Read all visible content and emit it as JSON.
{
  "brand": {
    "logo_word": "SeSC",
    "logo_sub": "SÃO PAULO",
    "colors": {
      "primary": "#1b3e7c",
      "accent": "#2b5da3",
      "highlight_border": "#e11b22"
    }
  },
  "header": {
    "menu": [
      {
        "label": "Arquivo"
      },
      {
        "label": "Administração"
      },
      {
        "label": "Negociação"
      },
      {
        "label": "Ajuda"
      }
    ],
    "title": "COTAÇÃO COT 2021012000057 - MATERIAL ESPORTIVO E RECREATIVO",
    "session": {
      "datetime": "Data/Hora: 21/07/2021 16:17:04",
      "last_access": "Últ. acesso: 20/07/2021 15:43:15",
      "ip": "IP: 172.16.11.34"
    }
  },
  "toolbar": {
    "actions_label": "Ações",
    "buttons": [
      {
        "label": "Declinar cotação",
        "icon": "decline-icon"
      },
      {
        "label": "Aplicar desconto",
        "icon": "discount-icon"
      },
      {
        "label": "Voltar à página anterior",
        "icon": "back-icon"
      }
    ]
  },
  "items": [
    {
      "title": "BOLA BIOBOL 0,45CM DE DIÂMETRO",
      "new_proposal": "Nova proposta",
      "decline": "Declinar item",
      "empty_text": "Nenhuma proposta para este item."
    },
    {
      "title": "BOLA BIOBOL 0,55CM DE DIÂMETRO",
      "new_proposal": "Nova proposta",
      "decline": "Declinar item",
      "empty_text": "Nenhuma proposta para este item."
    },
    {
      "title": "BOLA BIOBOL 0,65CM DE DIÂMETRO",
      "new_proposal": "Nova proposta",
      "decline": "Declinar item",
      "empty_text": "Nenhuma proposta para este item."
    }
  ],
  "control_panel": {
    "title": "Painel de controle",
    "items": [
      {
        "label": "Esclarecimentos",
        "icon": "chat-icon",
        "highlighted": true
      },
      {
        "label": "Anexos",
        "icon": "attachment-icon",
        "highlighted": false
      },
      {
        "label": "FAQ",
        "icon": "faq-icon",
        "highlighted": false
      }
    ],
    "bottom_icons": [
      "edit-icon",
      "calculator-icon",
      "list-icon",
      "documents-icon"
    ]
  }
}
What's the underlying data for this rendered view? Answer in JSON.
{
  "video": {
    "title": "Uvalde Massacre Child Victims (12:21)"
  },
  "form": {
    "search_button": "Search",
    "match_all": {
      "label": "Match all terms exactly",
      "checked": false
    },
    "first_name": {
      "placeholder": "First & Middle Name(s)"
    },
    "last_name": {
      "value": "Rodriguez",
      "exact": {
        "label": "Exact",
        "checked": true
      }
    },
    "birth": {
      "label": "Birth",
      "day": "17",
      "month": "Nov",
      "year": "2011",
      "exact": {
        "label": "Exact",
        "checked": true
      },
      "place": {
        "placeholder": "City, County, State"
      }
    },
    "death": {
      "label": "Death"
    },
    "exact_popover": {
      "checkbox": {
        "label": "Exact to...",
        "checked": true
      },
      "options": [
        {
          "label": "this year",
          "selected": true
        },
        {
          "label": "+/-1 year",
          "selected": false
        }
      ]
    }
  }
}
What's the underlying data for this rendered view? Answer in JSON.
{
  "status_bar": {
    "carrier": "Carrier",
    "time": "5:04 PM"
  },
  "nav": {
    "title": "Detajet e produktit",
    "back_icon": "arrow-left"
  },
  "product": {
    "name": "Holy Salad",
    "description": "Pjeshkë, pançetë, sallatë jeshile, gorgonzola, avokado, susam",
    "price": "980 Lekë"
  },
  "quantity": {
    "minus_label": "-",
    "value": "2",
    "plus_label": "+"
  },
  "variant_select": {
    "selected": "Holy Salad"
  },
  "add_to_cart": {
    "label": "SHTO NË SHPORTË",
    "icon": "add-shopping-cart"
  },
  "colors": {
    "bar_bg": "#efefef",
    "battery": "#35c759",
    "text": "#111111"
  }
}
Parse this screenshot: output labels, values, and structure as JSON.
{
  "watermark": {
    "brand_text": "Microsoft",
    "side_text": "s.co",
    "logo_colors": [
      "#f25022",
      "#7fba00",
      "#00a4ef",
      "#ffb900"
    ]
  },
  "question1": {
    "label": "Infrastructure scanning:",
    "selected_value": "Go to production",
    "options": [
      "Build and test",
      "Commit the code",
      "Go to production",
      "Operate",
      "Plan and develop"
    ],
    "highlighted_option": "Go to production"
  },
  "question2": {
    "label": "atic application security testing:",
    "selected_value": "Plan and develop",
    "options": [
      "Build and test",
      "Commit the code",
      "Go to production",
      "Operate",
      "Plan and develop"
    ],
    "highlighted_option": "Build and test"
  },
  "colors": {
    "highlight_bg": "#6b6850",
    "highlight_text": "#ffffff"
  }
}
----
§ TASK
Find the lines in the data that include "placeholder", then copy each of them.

§ TASK SOLUTION
      "placeholder": "First & Middle Name(s)"
        "placeholder": "City, County, State"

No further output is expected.